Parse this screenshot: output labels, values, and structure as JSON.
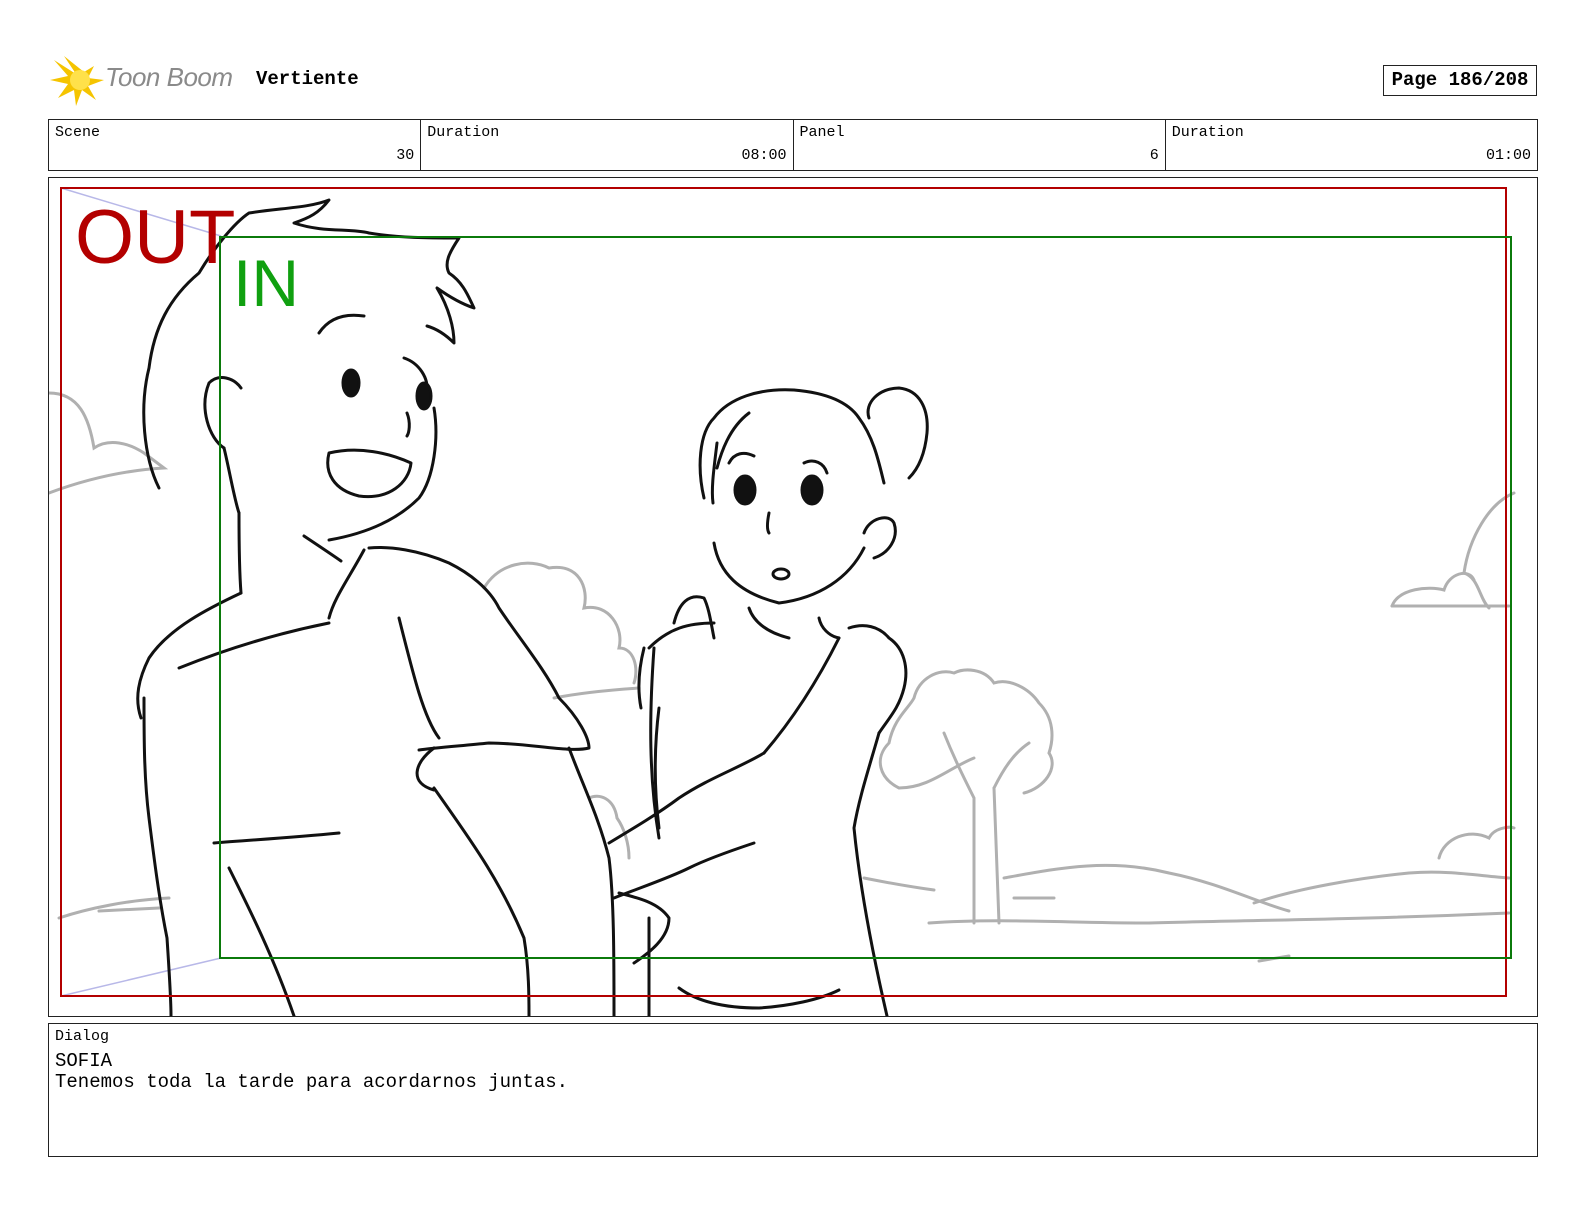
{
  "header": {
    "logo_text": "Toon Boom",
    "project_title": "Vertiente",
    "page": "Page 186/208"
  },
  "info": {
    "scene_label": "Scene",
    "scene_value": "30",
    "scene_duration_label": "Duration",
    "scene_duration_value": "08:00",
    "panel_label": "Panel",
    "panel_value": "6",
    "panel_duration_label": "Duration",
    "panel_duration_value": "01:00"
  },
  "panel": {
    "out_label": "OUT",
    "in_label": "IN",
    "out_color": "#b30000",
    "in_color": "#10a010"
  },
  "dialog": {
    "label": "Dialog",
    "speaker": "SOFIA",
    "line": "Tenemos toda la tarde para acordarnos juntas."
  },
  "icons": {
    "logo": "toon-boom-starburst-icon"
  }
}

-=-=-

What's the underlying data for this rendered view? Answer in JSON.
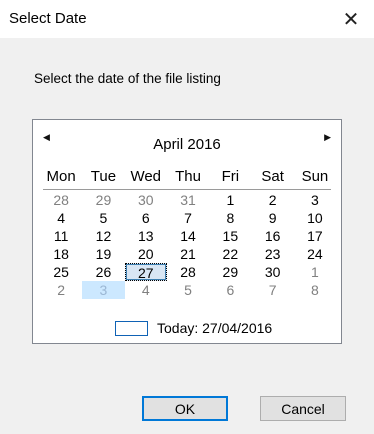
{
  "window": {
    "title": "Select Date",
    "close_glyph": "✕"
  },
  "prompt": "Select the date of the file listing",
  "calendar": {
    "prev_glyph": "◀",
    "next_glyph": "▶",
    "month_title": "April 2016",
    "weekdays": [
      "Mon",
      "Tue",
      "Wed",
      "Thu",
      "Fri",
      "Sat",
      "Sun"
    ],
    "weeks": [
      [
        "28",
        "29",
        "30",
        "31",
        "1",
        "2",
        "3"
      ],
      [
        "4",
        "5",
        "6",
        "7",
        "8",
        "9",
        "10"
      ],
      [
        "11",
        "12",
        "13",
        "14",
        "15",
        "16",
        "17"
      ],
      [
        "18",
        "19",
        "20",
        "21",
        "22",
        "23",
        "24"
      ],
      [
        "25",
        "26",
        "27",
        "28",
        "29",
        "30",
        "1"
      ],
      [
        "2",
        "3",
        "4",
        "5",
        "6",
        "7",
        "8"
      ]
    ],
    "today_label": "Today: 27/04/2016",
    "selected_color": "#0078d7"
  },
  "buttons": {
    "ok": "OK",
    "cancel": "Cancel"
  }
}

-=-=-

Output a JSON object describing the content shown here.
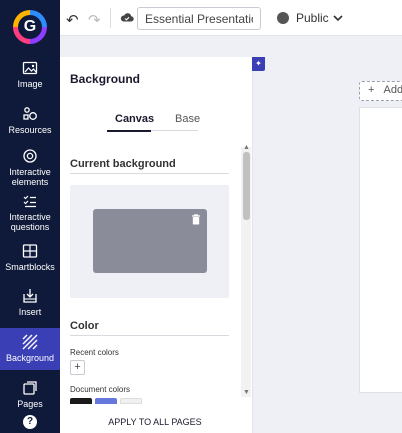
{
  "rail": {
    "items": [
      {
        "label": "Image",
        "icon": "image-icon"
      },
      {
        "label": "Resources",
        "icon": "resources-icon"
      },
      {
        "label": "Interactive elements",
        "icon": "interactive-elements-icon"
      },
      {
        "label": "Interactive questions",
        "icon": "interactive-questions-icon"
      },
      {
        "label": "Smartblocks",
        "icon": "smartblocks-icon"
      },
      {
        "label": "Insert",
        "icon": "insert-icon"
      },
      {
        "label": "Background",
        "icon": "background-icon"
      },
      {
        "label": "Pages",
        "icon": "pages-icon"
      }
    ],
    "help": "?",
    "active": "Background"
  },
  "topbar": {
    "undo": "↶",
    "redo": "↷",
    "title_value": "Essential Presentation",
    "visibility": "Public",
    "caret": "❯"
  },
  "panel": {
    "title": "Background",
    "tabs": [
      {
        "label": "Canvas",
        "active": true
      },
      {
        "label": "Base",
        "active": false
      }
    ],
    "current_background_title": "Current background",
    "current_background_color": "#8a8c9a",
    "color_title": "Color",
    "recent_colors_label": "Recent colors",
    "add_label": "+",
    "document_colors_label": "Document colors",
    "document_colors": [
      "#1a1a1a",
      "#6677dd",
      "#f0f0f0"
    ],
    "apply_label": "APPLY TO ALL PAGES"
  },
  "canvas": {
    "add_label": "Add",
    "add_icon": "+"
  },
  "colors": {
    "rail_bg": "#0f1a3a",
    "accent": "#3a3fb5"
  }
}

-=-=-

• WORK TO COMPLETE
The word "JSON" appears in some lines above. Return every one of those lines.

• FINAL ANSWER
Parse this screenshot: output labels, values, and structure as JSON.
What's the underlying data for this rendered view? Answer in JSON.
Output a JSON object describing the content shown here.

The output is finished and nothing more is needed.